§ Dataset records
────────────────

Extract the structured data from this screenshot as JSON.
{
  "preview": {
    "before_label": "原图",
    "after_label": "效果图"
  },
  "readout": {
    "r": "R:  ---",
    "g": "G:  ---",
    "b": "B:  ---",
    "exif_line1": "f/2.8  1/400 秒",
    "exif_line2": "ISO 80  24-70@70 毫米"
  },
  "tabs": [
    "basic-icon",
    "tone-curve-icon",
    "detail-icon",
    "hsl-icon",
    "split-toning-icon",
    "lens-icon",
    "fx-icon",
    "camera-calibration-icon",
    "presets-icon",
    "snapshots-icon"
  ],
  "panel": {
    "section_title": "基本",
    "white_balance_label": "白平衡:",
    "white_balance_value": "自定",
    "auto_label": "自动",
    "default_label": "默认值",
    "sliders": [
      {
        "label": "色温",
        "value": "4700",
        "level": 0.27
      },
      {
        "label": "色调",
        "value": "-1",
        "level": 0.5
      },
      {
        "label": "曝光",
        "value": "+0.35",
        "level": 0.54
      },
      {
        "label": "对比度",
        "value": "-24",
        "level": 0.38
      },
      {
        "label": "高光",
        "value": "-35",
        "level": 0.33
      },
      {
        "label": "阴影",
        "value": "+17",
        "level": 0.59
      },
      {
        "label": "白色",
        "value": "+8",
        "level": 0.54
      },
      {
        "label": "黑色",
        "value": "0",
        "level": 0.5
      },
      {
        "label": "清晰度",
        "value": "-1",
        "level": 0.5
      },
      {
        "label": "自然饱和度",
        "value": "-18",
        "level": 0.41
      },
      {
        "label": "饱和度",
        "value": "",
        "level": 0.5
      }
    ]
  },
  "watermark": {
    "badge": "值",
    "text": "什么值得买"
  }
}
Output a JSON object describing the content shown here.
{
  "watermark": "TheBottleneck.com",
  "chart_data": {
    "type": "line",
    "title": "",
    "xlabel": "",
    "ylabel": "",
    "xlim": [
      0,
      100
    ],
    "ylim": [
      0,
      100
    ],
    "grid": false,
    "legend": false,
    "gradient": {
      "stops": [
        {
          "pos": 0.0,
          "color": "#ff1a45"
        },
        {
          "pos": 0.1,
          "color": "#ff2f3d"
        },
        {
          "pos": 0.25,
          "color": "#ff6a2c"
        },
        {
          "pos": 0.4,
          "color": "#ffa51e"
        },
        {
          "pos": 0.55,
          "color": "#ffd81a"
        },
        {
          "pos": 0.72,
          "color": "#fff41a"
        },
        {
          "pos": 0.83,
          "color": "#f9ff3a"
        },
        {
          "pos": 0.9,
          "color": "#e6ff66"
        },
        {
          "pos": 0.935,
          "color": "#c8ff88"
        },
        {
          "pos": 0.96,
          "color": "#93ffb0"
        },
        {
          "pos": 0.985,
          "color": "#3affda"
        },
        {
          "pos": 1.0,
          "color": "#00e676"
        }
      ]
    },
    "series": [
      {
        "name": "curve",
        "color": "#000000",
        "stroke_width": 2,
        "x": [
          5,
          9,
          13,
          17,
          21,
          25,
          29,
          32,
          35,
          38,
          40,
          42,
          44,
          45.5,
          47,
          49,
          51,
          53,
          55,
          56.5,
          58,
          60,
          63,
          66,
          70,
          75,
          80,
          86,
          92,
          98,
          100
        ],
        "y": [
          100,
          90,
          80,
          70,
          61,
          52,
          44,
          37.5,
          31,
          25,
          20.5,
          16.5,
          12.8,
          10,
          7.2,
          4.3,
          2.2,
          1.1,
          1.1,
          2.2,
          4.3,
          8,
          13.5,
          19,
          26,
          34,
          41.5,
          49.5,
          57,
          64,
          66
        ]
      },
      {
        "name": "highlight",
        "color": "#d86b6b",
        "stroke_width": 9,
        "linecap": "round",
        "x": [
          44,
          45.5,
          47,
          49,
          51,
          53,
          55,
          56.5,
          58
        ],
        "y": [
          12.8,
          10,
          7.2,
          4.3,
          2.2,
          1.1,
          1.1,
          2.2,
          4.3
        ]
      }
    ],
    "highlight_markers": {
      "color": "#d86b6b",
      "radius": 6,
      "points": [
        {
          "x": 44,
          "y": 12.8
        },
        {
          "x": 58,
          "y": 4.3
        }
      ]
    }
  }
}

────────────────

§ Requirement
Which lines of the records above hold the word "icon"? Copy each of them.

§ Answer box
    "basic-icon",
    "tone-curve-icon",
    "detail-icon",
    "hsl-icon",
    "split-toning-icon",
    "lens-icon",
    "fx-icon",
    "camera-calibration-icon",
    "presets-icon",
    "snapshots-icon"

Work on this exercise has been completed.